Camarota. Immigrants in the U.S. Labor Market Introduction. The United States is the world’s top destination for migrants. It is home to 19 percent of the world’s migrants and between 40 and 50 percent of the world’s unauthorized migrants.1No other nation takes in as many by: 1.

Immigrants by labour force status. Immigrants by occupation. Immigrants by sector. Immigrants by sex and age. International Migration Database. Employment, unemployment, participation rates by sex and place of birth. Employment rates by place of birth and educational attainment (). On average, immigrant workers are younger than native-born workers, and they have a higher labor force participation rate.

“In specific industries like construction and home health aides.
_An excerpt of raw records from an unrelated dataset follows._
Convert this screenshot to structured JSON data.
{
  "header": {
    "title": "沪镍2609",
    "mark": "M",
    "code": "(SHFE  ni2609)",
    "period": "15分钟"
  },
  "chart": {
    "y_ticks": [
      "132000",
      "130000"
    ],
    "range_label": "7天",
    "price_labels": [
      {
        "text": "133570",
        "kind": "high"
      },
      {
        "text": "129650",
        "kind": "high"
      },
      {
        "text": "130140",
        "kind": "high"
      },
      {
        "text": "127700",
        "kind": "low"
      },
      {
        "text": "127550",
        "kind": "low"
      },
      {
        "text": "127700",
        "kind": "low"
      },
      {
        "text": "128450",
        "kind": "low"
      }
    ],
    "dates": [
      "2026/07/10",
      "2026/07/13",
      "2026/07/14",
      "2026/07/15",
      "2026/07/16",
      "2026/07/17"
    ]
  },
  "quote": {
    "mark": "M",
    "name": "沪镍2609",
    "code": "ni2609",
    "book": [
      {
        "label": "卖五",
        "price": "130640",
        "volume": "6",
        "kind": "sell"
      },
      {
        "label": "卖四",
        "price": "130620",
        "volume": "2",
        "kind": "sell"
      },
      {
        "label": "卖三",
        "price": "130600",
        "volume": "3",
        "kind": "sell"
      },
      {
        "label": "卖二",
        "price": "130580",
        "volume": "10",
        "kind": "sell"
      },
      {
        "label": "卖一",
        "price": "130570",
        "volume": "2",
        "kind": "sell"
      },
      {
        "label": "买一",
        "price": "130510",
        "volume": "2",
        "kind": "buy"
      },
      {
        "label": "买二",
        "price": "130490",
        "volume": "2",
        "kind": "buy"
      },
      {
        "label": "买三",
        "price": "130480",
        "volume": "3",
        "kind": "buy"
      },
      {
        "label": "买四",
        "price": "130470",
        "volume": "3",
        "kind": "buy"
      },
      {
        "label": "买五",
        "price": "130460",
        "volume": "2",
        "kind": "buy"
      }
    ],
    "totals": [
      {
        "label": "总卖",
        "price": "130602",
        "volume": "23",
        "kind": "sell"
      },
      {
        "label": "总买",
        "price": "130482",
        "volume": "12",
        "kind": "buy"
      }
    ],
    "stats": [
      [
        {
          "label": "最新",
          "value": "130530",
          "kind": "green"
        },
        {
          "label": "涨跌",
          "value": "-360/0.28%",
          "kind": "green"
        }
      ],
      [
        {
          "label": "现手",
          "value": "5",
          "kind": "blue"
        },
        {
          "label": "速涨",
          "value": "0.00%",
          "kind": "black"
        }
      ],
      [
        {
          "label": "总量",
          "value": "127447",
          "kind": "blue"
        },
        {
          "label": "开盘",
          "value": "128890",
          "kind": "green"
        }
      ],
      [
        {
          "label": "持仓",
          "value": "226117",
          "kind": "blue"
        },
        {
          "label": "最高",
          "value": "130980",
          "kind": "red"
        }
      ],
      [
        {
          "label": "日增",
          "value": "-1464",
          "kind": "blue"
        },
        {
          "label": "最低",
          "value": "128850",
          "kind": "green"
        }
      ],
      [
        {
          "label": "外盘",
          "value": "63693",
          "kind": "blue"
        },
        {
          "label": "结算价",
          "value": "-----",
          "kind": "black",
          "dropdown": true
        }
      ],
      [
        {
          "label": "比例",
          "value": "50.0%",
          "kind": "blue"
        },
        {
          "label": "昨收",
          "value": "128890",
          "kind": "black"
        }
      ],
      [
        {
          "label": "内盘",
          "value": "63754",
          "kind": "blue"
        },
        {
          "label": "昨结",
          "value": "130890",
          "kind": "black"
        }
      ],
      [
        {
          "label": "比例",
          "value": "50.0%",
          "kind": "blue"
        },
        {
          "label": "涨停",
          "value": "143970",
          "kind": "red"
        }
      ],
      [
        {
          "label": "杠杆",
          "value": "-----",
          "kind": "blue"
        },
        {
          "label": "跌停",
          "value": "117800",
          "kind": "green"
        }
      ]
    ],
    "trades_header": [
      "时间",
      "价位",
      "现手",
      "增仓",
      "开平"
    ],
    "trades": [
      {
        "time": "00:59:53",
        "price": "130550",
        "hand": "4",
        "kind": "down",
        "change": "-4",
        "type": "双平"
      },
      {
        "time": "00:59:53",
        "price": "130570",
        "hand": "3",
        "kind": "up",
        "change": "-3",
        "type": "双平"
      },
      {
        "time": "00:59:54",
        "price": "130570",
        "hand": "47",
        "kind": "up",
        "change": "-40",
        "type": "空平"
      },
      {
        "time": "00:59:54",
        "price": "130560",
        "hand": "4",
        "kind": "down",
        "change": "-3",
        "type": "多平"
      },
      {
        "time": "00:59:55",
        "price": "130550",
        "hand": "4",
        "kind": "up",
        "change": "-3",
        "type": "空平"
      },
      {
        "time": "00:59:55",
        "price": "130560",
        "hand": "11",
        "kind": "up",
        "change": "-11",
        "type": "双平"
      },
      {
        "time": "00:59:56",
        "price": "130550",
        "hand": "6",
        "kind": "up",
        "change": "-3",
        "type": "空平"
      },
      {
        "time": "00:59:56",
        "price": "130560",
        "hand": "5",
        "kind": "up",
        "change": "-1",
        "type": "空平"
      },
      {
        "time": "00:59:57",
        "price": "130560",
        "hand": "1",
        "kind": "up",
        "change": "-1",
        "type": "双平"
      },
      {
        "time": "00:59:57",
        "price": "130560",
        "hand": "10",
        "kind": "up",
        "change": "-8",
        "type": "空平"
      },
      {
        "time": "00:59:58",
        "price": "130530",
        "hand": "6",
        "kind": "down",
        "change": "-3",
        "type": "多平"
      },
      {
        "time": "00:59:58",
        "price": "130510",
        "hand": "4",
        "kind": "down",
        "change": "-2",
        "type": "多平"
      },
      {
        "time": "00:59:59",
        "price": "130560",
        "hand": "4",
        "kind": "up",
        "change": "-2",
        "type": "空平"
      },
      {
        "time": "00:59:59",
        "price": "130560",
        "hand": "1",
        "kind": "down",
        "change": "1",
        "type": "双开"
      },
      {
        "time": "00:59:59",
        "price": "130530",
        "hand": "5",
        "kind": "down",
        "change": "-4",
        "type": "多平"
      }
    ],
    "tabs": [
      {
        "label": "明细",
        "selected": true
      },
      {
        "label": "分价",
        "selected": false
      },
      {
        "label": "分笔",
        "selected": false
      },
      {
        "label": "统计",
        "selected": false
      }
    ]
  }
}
Leland Stanford, president of Central Pacific, former California governor and founder of Stanford University, told Congress inthat the majority of the railroad labor force were Chinese.
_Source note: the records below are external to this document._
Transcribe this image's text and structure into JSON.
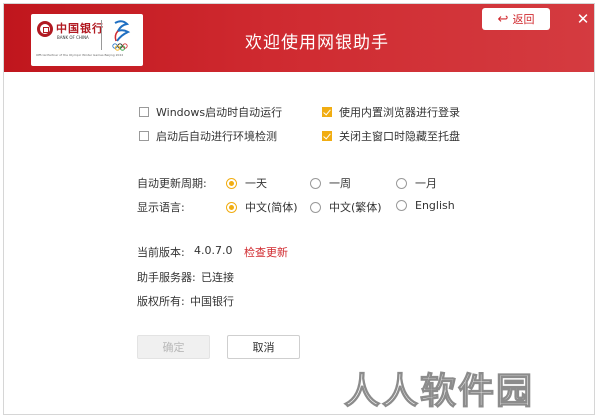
{
  "header": {
    "title": "欢迎使用网银助手",
    "logo": {
      "bank_cn": "中国银行",
      "bank_en": "BANK OF CHINA",
      "small_text": "Official Partner of the Olympic Winter Games Beijing 2022"
    },
    "back_label": "返回",
    "close_symbol": "✕",
    "colors": {
      "header_bg": "#c8161d",
      "accent": "#d12a2f",
      "check": "#f1ad12"
    }
  },
  "options": {
    "startup_autorun": {
      "label": "Windows启动时自动运行",
      "checked": false
    },
    "builtin_browser": {
      "label": "使用内置浏览器进行登录",
      "checked": true
    },
    "env_check": {
      "label": "启动后自动进行环境检测",
      "checked": false
    },
    "hide_to_tray": {
      "label": "关闭主窗口时隐藏至托盘",
      "checked": true
    }
  },
  "update": {
    "label": "自动更新周期:",
    "choices": [
      {
        "label": "一天",
        "selected": true
      },
      {
        "label": "一周",
        "selected": false
      },
      {
        "label": "一月",
        "selected": false
      }
    ]
  },
  "language": {
    "label": "显示语言:",
    "choices": [
      {
        "label": "中文(简体)",
        "selected": true
      },
      {
        "label": "中文(繁体)",
        "selected": false
      },
      {
        "label": "English",
        "selected": false
      }
    ]
  },
  "info": {
    "version_label": "当前版本:",
    "version_value": "4.0.7.0",
    "check_update": "检查更新",
    "server_label": "助手服务器:",
    "server_value": "已连接",
    "copyright_label": "版权所有:",
    "copyright_value": "中国银行"
  },
  "buttons": {
    "ok": "确定",
    "cancel": "取消"
  },
  "watermark": "人人软件园"
}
Alberto Mendoza checks a website to apply for unemployment benefits outside of the Workforce Solutions for South Texas offices in Laredo, Texas, Ma (Veronica G. Cardenas/Reuters) It Author: Steven A.

Camarota. According to the Census, the immigrant proportion of the Canadian labour force is one to two percentage points above the immigrant proportion of the Canadian population. For example, inimmigrants made up % of the Canadian population and % of the Canadian labour force.
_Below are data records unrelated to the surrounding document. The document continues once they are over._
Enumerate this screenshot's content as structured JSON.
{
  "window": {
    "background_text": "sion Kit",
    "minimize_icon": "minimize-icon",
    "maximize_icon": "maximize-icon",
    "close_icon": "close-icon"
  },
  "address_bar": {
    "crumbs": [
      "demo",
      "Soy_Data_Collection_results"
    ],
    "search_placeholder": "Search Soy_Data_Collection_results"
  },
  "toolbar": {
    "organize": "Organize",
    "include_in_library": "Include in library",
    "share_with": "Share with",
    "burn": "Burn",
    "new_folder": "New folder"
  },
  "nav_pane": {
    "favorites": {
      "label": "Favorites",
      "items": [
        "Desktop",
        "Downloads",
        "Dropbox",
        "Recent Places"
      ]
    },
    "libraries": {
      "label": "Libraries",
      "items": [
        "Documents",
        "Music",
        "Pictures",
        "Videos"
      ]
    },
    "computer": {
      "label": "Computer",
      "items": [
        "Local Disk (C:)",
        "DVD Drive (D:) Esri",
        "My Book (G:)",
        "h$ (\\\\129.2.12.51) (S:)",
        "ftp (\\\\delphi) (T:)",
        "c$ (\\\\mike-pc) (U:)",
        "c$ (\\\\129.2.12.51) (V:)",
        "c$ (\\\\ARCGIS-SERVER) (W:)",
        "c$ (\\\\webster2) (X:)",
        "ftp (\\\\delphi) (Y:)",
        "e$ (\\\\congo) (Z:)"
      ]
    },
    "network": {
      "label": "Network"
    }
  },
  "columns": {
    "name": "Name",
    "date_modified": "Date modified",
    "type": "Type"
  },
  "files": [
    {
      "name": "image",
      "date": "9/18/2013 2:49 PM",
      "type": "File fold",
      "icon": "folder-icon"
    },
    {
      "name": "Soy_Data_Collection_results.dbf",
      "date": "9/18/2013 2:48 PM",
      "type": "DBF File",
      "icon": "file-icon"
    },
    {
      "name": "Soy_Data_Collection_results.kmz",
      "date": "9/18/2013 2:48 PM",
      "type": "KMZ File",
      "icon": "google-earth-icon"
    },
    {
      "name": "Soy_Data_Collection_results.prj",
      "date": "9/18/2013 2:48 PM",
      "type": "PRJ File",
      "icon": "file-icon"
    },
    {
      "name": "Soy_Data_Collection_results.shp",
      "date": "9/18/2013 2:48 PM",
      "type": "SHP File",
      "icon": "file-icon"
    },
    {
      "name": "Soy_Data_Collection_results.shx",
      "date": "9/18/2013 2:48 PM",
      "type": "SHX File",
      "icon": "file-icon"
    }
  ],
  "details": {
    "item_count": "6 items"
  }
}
Inthese figures were % and 19%, respectively. Foreign-born workers are well-represented in occupations predicted to grow most over the next decades, suggesting such workers will remain in demand. As a result, immigrants are expected to form about one-third of the low-skilled labor force over coming decades, and up to 18 percent of college-educated workers.

Combined, the immigrant populations provide a rich diversity in the United States, increasing innovation, expanding the labor force with people eager to work (which results in holding down wages for some as employers need to compete for workers diminishes), lowering labor strife (immigrants tend to be compliant workers), and providing a pool of.

Today, immigrants make up about 17% of the U.S. labor force -- and nearly one-quarter of those immigrants are undocumented. Without the current rate of both legal and undocumented immigration, Pew. It's from the book, showing basically the segment of the labor force that's foreign-born, which is roughly the percent of the population that's foreign born, and I've used the foreign-born from the census data because every 10 years you get the best count of immigration.

The immigrant population often lacks this flexibility, which has led to higher labor force participation among the foreign-born population. 1 This blog uses data from the US Census Bureau’s October Current Population Survey from to   When Migrants Are Treated Like Slaves. convenience stores and school pickup sites to round up and deport immigrants.

We’ve heard far less about the forced labor — some call it slavery Author: Jacqueline Stevens. Millions of immigrants are denied legal entry to the US due to quotas and race and class barriers, even as employers seek their labor.

US policies, as well as economic and political conditions in their home countries, often force migrants to leave their homes. As a result, the labor force will increasingly depend upon immigrants and their children to replace current workers and fill new jobs. This analysis puts a spotlight on immigrant workers Author: Audrey Singer.

Federal labor and employment laws generally apply to all employees regardless of an individuals' immigration VII of the Civil Rights Act of prohibits employment discrimination on the grounds of race, color, religion, sex or national origin.

National origin discrimination includes less different or less favorable treatment of an individual because of his or.FACT: Immigrants will replenish the U.S.

labor force as millions of Baby Boomers retire. The U.S. economy is facing a demographic crisis. Roughly 76 million Baby Boomers (nearly one-quarter of the U.S. population) are now starting to reach retirement age. And yet, immigrant workers play a large and important role in our economy and society.

As child care providers, food preparation workers, home health care aides, software programmers, and construction workers, these 25 million workers constitute 16 percent of the labor force and provide services that millions more depend upon.